While higher education is not a homogenous community, we do share many similar issues and ideals. In the US we have some research programmes that we feel could benefit from the input of our colleagues in the UK and elsewhere. As well as sharing my insight, I hope to come away from the Digital Festival with tangible and innovative ideas on how we can collectively advance the use of information technology in higher education.”
“Following a two year break from our annual conference, the Jisc Digital Festival represents a fresh new event for the sector. We have worked hard on developing a programme that encompasses the achievement and innovation that is enhancing education and opening the door to exciting new possibilities in teaching and learning.
The headline speakers embody the purpose of this festival, which is all about sharing cutting-edge ideas and best practice. I am confident that visitors to the event will come away with useful advice they can implement in their institutions.”

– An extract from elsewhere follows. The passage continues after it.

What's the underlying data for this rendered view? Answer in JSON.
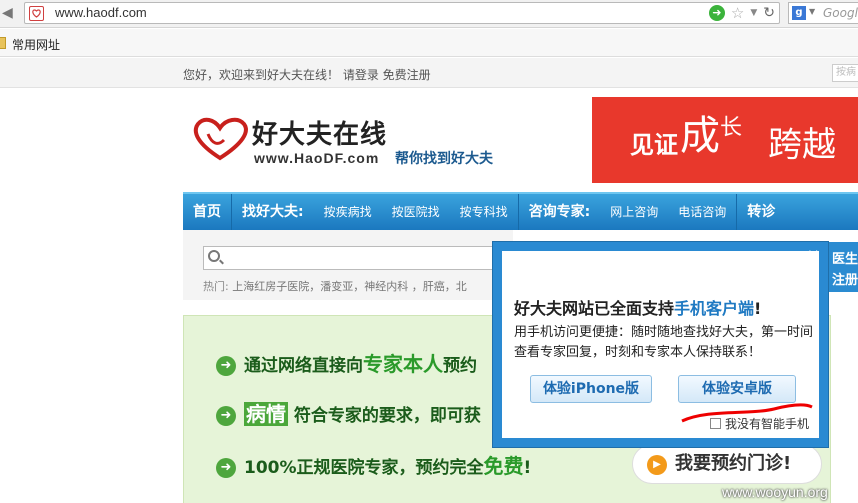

Key programme highlights include demos and surgeries, practical hands-on workshops and a ‘Technology Garden’ featuring the latest innovations for education and research including 3D printing and augmented reality. The Digital Festival will also include a ‘startup’ zone with some of the UK’s leading technology talent.
Jisc was established to support education institutions in effectively adopting digital technologies and to help position the UK at the centre of digitally advanced education and research. The Jisc Digital Festival is aimed at HE and FE senior managers, library professionals, teachers, policy makers, IT experts, academics and learning technologists.
Earlybird registration discount available until 14 February 2014.
In the recent article “Simulating Learning Networks in a Higher Education Blogosphere – At Scale“, Fridolin Wild and Steinn Sigurdarson introduce into a simulation model built from the iCamp trial data and educational model assumption: they wanted to see what would happen, if trials are scaled up an order of magnitude. The simulation results are [...]
One year after we succesfully went through iCamp project’s last official review, we are wirting down a new post for wellcoming a new version of our Handbook. This is the time for its Spanish version, issued by Win-Win Consultores, with the financial support of the Spanish Ministry of Industry, Commerce and Turism under its “avanza2” [...]
The iCamp partner AGH – the University of Science and Technology in Krakow, Poland, has published recently a Polish version of the iCamp handbook on how to use social software in education. Please click here to get the electronic version.
Since the iCamp experience was very successful in making use of new media for cross-cultural collaboration iCamp competes for the MEDEA Awards, respecively in the European Collaboration Award.
Let’s keep our fingers crossed!
We now received the final review report where our external reviewers commend us on our excellent work and our valuable contribution to European research in Technology Enhanced Learning.
Here are some quotes from the report, which can also be downloaded:
… In the opinion of the reviewers the products and outcomes of the project are of considerable [...]